▶ _Activity_: Your task is to filter the entries and copy every line containing the string "approach".
^^^^^^^^
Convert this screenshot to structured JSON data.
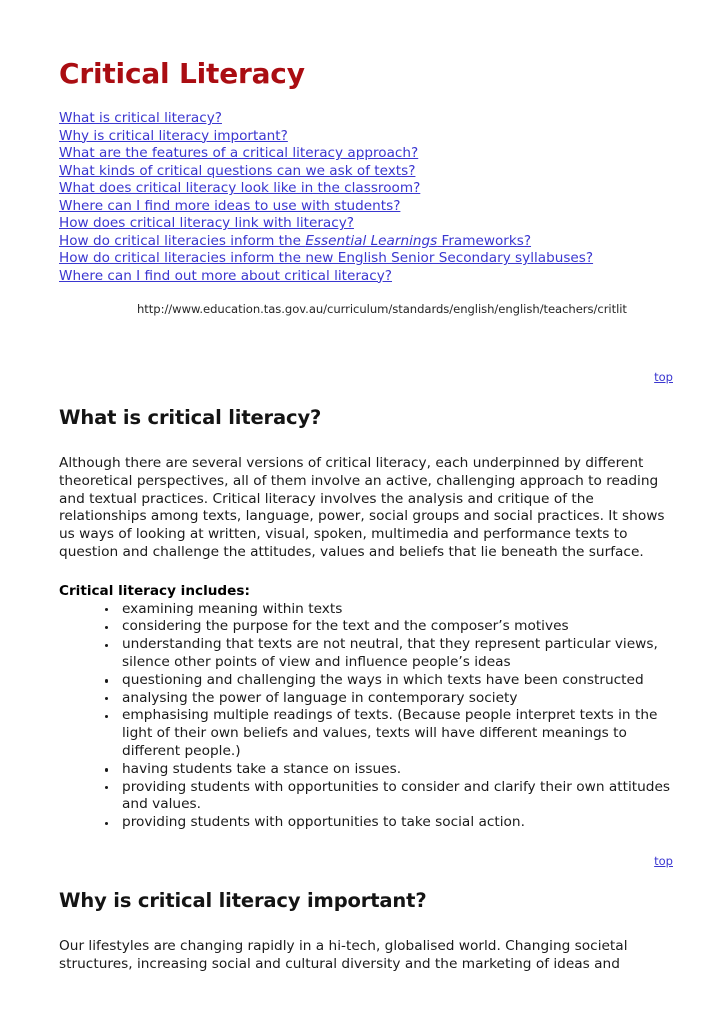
{
  "document": {
    "title": "Critical Literacy",
    "title_color": "#aa0d12",
    "link_color": "#3a36d0",
    "source_url": "http://www.education.tas.gov.au/curriculum/standards/english/english/teachers/critlit",
    "back_to_top_label": "top"
  },
  "toc": {
    "items": [
      {
        "label": "What is critical literacy?"
      },
      {
        "label": "Why is critical literacy important?"
      },
      {
        "label": "What are the features of a critical literacy approach?"
      },
      {
        "label": "What kinds of critical questions can we ask of texts?"
      },
      {
        "label": "What does critical literacy look like in the classroom?"
      },
      {
        "label": "Where can I find more ideas to use with students?"
      },
      {
        "label": "How does critical literacy link with literacy?"
      },
      {
        "label": "How do critical literacies inform the Essential Learnings Frameworks?",
        "prefix": "How do critical literacies inform the ",
        "italic": "Essential Learnings",
        "suffix": " Frameworks?"
      },
      {
        "label": "How do critical literacies inform the new English Senior Secondary syllabuses?"
      },
      {
        "label": "Where can I find out more about critical literacy?"
      }
    ]
  },
  "sections": [
    {
      "heading": "What is critical literacy?",
      "paragraph": "Although there are several versions of critical literacy, each underpinned by different theoretical perspectives, all of them involve an active, challenging approach to reading and textual practices. Critical literacy involves the analysis and critique of the relationships among texts, language, power, social groups and social practices. It shows us ways of looking at written, visual, spoken, multimedia and performance texts to question and challenge the attitudes, values and beliefs that lie beneath the surface.",
      "lead_in": "Critical literacy includes:",
      "bullets": [
        "examining meaning within texts",
        "considering the purpose for the text and the composer’s motives",
        "understanding that texts are not neutral, that they represent particular views, silence other points of view and influence people’s ideas",
        "questioning and challenging the ways in which texts have been constructed",
        "analysing the power of language in contemporary society",
        "emphasising multiple readings of texts. (Because people interpret texts in the light of their own beliefs and values, texts will have different meanings to different people.)",
        "having students take a stance on issues.",
        "providing students with opportunities to consider and clarify their own attitudes and values.",
        "providing students with opportunities to take social action."
      ]
    },
    {
      "heading": "Why is critical literacy important?",
      "paragraph": "Our lifestyles are changing rapidly in a hi-tech, globalised world. Changing societal structures, increasing social and cultural diversity and the marketing of ideas and"
    }
  ]
}
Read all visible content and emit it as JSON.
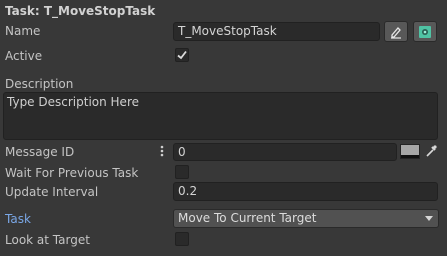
{
  "header": {
    "title": "Task: T_MoveStopTask"
  },
  "name": {
    "label": "Name",
    "value": "T_MoveStopTask"
  },
  "active": {
    "label": "Active",
    "checked": true
  },
  "description": {
    "label": "Description",
    "placeholder": "Type Description Here"
  },
  "message_id": {
    "label": "Message ID",
    "value": "0"
  },
  "wait_for_previous": {
    "label": "Wait For Previous Task",
    "checked": false
  },
  "update_interval": {
    "label": "Update Interval",
    "value": "0.2"
  },
  "task": {
    "label": "Task",
    "selected": "Move To Current Target"
  },
  "look_at_target": {
    "label": "Look at Target",
    "checked": false
  },
  "icons": [
    "edit-icon",
    "ping-object-icon",
    "more-vertical-icon",
    "color-swatch",
    "eyedropper-icon",
    "checkmark-icon",
    "dropdown-arrow-icon"
  ],
  "colors": {
    "background": "#383838",
    "field": "#2a2a2a",
    "accent_label": "#7aa7e6",
    "ping_icon": "#4fc3a4"
  }
}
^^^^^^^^
▶ _Your solution_:
        "label": "What are the features of a critical literacy approach?"
      "paragraph": "Although there are several versions of critical literacy, each underpinned by different theoretical perspectives, all of them involve an active, challenging approach to reading and textual practices. Critical literacy involves the analysis and critique of the relationships among texts, language, power, social groups and social practices. It shows us ways of looking at written, visual, spoken, multimedia and performance texts to question and challenge the attitudes, values and beliefs that lie beneath the surface.",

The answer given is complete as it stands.